-- Opening Marker --

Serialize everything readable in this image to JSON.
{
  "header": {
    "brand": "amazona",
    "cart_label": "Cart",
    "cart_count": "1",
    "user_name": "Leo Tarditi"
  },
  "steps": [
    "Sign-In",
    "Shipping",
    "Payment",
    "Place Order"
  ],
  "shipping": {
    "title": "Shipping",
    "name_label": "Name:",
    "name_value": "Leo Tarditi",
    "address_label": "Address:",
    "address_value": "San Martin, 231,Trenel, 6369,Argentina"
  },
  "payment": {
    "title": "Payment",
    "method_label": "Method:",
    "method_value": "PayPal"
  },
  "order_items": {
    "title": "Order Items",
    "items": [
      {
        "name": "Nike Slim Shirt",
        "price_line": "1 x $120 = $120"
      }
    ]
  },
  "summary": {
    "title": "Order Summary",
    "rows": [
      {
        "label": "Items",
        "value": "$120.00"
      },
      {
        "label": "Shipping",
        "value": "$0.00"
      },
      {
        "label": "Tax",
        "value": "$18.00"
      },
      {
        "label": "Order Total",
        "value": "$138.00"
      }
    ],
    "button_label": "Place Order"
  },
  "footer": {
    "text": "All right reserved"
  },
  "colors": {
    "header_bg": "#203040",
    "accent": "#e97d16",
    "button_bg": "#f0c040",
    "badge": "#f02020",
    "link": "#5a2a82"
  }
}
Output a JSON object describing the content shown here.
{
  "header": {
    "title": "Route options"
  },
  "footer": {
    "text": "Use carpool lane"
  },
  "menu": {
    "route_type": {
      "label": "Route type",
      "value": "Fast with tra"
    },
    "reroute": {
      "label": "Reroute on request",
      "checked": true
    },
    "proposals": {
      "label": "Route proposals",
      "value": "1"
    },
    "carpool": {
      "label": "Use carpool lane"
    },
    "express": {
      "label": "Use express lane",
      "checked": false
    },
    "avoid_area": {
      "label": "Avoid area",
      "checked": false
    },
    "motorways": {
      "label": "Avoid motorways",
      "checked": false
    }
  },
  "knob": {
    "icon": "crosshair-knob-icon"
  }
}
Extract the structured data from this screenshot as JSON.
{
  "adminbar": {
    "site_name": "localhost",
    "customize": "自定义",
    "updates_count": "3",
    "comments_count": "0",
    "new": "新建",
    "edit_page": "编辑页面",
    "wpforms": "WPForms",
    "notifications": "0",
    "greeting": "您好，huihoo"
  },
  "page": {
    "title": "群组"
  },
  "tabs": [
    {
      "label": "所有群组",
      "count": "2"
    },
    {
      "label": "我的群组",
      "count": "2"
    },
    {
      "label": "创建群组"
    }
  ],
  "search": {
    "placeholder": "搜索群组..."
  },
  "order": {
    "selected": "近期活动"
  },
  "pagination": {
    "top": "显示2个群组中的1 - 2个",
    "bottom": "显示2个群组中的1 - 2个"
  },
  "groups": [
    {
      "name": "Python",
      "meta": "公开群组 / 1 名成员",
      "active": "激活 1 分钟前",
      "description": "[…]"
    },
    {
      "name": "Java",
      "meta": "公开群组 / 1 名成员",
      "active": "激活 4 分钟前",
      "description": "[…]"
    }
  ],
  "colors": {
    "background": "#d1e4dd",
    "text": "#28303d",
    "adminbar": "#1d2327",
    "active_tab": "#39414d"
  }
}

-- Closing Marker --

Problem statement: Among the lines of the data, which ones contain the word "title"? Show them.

Task output:
    "title": "Shipping",
    "title": "Payment",
    "title": "Order Items",
    "title": "Order Summary",
    "title": "Route options"
    "title": "群组"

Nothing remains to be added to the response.